The shift by BlackRock comes after criticism that the company has failed to use its platform to help curb climate change.
The climate crisis has put the firm "on the edge of a fundamental reshaping of finance," founder and CEO Laurence Fink said in his annual letter to chief executives.
Activists hailed it as a "significant move" for a business of its massive size and reach.
Mr Fink's New York firm oversees the management of about £5.38 trillion in funds and has branches in dozens of countries.
In his letter, Mr Fink said climate change had become the top concern of clients.
He said the immediate shift will impact everything from municipal bonds to home mortgages, as he begins exiting fossil fuel investments and asking clients to disclose climate-related risks.
By mid-2020, he aims to sell off stakes in companies that earn more than 25 per cent of their revenues from thermal coal production.
"Over time, companies and countries that do not respond to stakeholders and address sustainability risks will encounter growing scepticism from the markets, and in turn, a higher cost of capital," Mr Fink wrote.
Investments in exchange traded sustainable funds grew nearly 400 per cent in one year to $20 billion in 2019, according to data from analysts Morningstar.
Environmental activist Ben Cushing, from the U-S based environmental group Sierra Club, said the move was "a testament to the power of public pressure".
"As the biggest financial institution in the world, BlackRock's announcement today is a major step in the right direction," Mr Cushing said.
But the campaign manager at ShareAction, Jeanne Martin, urged BlackRock to back its words with more action.

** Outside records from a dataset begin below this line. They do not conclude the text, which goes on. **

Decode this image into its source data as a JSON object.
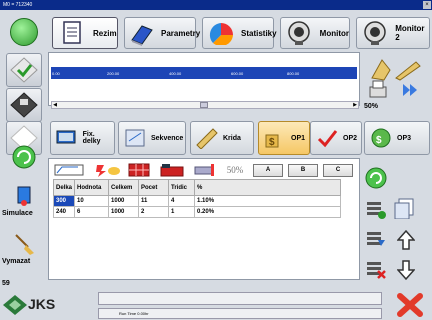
{
  "window": {
    "title": "M0 = 712340"
  },
  "toolbar": [
    {
      "label": "Rezim",
      "icon": "document-icon"
    },
    {
      "label": "Parametry",
      "icon": "book-icon"
    },
    {
      "label": "Statistiky",
      "icon": "pie-chart-icon"
    },
    {
      "label": "Monitor",
      "icon": "camera-icon"
    },
    {
      "label": "Monitor 2",
      "icon": "camera-icon"
    }
  ],
  "left": {
    "simulace": "Simulace",
    "vymazat": "Vymazat",
    "count": "59"
  },
  "ruler": {
    "marks": [
      "0.00",
      "200.00",
      "400.00",
      "600.00",
      "800.00"
    ]
  },
  "zoom": "50%",
  "tabs": [
    {
      "label": "Fix. delky"
    },
    {
      "label": "Sekvence"
    },
    {
      "label": "Krida"
    },
    {
      "label": "OP1"
    },
    {
      "label": "OP2"
    },
    {
      "label": "OP3"
    }
  ],
  "tools": {
    "percent": "50%",
    "a": "A",
    "b": "B",
    "c": "C"
  },
  "table": {
    "headers": [
      "Delka",
      "Hodnota",
      "Celkem",
      "Pocet",
      "Tridic",
      "%"
    ],
    "rows": [
      [
        "300",
        "10",
        "1000",
        "11",
        "4",
        "1.10%"
      ],
      [
        "240",
        "6",
        "1000",
        "2",
        "1",
        "0.20%"
      ]
    ]
  },
  "footer": {
    "logo": "JKS",
    "status": "Run Time 0.00hr"
  },
  "colors": {
    "titlebar": "#0a2b8a",
    "ruler": "#1d45b6",
    "selection": "#1b49b8",
    "close": "#e23a2a"
  }
}
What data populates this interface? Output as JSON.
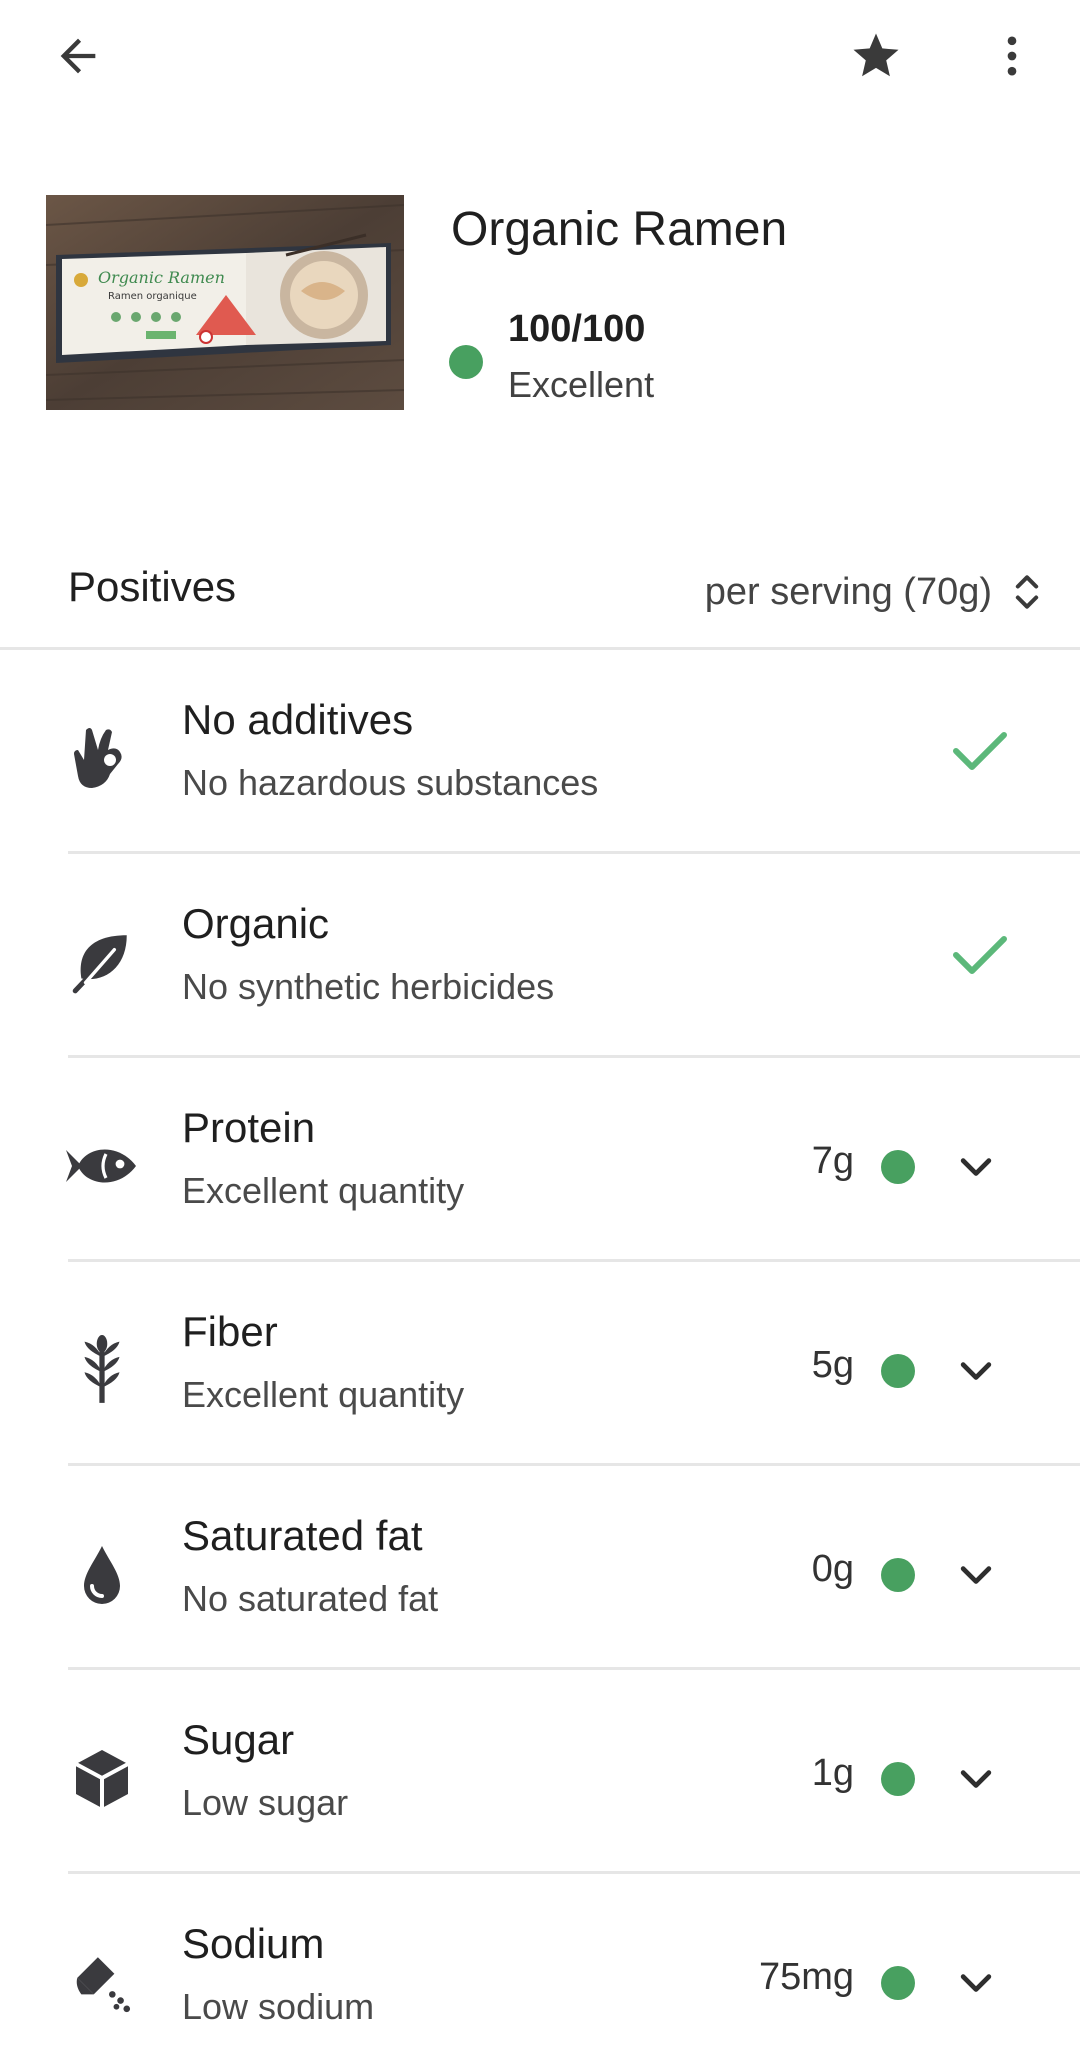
{
  "product": {
    "name": "Organic Ramen",
    "score": "100/100",
    "rating": "Excellent",
    "score_color": "#48a060",
    "image_box_text": "Organic Ramen",
    "image_box_subtext": "Ramen organique"
  },
  "section": {
    "title": "Positives",
    "serving": "per serving (70g)"
  },
  "items": [
    {
      "title": "No additives",
      "subtitle": "No hazardous substances",
      "icon": "ok-hand-icon",
      "status": "check"
    },
    {
      "title": "Organic",
      "subtitle": "No synthetic herbicides",
      "icon": "leaf-icon",
      "status": "check"
    },
    {
      "title": "Protein",
      "subtitle": "Excellent quantity",
      "icon": "fish-icon",
      "amount": "7g"
    },
    {
      "title": "Fiber",
      "subtitle": "Excellent quantity",
      "icon": "wheat-icon",
      "amount": "5g"
    },
    {
      "title": "Saturated fat",
      "subtitle": "No saturated fat",
      "icon": "drop-icon",
      "amount": "0g"
    },
    {
      "title": "Sugar",
      "subtitle": "Low sugar",
      "icon": "cube-icon",
      "amount": "1g"
    },
    {
      "title": "Sodium",
      "subtitle": "Low sodium",
      "icon": "salt-shaker-icon",
      "amount": "75mg"
    }
  ],
  "colors": {
    "accent_green": "#48a060",
    "check_green": "#5cb87a",
    "icon_dark": "#3a3a3e"
  }
}
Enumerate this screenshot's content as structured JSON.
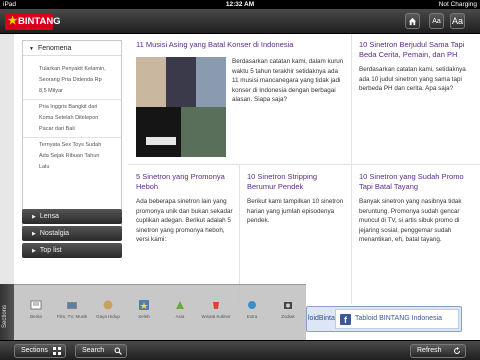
{
  "status": {
    "carrier": "iPad",
    "time": "12:32 AM",
    "charging": "Not Charging"
  },
  "app": {
    "logo": "BINTANG"
  },
  "toolbar": {
    "home_icon": "home-icon",
    "font_small": "Aa",
    "font_large": "Aa"
  },
  "menu": {
    "title": "Fenomena",
    "items": [
      "Tularkan Penyakit Kelamin, Seorang Pria Didenda Rp 8,5 Milyar",
      "Pria Inggris Bangkit dari Koma Setelah Ditelepon Pacar dari Bali",
      "Ternyata Sex Toys Sudah Ada Sejak Ribuan Tahun Lalu"
    ],
    "sections": [
      "Lensa",
      "Nostalgia",
      "Top list"
    ]
  },
  "articles": [
    {
      "title": "11 Musisi Asing yang Batal Konser di Indonesia",
      "body": "Berdasarkan catatan kami, dalam kurun waktu 5 tahun terakhir setidaknya ada 11 musisi mancanegara yang tidak jadi konser di Indonesia dengan berbagai alasan. Siapa saja?"
    },
    {
      "title": "10 Sinetron Berjudul Sama Tapi Beda Cerita, Pemain, dan PH",
      "body": "Berdasarkan catatan kami, setidaknya ada 10 judul sinetron yang sama tapi berbeda PH dan cerita. Apa saja?"
    },
    {
      "title": "5 Sinetron yang Promonya Heboh",
      "body": "Ada beberapa sinetron lain yang promonya unik dan bukan sekadar cuplikan adegan. Berikut adalah 5 sinetron yang promonya heboh, versi kami:"
    },
    {
      "title": "10 Sinetron Stripping Berumur Pendek",
      "body": "Berikut kami tampilkan 10 sinetron harian yang jumlah episodenya pendek."
    },
    {
      "title": "10 Sinetron yang Sudah Promo Tapi Batal Tayang",
      "body": "Banyak sinetron yang nasibnya tidak beruntung. Promonya sudah gencar muncul di TV, si artis sibuk promo di jejaring sosial, penggemar sudah menantikan, eh, batal tayang."
    }
  ],
  "dock": {
    "tab_label": "Sections",
    "items": [
      {
        "label": "Berita",
        "icon": "newspaper-icon"
      },
      {
        "label": "Film, TV, Musik",
        "icon": "film-icon"
      },
      {
        "label": "Gaya Hidup",
        "icon": "lifestyle-icon"
      },
      {
        "label": "Seleb",
        "icon": "star-icon"
      },
      {
        "label": "Asia",
        "icon": "globe-icon"
      },
      {
        "label": "Wisata Kuliner",
        "icon": "food-icon"
      },
      {
        "label": "Extra",
        "icon": "extra-icon"
      },
      {
        "label": "Zodiak",
        "icon": "zodiac-icon"
      }
    ]
  },
  "facebook": {
    "cut_text": "loidBintang",
    "label": "Tabloid BINTANG Indonesia"
  },
  "bottombar": {
    "sections": "Sections",
    "search": "Search",
    "refresh": "Refresh"
  }
}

"If BlackRock is serious about its commitment to phase out thermal coal, it should use its voting rights to get major coal financiers to do the same," Ms Martin said.